Action item:
Down to the final line, return the records unchanged.

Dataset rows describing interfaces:
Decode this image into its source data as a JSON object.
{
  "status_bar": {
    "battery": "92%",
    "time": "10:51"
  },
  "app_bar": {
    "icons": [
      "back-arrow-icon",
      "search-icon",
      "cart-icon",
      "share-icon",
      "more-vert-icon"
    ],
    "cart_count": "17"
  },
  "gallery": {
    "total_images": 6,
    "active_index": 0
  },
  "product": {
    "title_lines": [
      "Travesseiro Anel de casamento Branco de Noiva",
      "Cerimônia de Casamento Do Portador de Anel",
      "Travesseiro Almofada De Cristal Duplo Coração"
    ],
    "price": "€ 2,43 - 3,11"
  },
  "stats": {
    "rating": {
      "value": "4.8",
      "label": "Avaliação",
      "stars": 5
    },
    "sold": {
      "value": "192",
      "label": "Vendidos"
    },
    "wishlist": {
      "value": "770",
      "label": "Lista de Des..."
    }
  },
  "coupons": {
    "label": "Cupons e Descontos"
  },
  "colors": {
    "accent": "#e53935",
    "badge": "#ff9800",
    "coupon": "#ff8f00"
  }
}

Solution for this task:
Decode this image into its source data as a JSON object.
{
  "status_bar": {
    "battery": "92%",
    "time": "10:51"
  },
  "app_bar": {
    "icons": [
      "back-arrow-icon",
      "search-icon",
      "cart-icon",
      "share-icon",
      "more-vert-icon"
    ],
    "cart_count": "17"
  },
  "gallery": {
    "total_images": 6,
    "active_index": 0
  },
  "product": {
    "title_lines": [
      "Travesseiro Anel de casamento Branco de Noiva",
      "Cerimônia de Casamento Do Portador de Anel",
      "Travesseiro Almofada De Cristal Duplo Coração"
    ],
    "price": "€ 2,43 - 3,11"
  },
  "stats": {
    "rating": {
      "value": "4.8",
      "label": "Avaliação",
      "stars": 5
    },
    "sold": {
      "value": "192",
      "label": "Vendidos"
    },
    "wishlist": {
      "value": "770",
      "label": "Lista de Des..."
    }
  },
  "coupons": {
    "label": "Cupons e Descontos"
  },
  "colors": {
    "accent": "#e53935",
    "badge": "#ff9800",
    "coupon": "#ff8f00"
  }
}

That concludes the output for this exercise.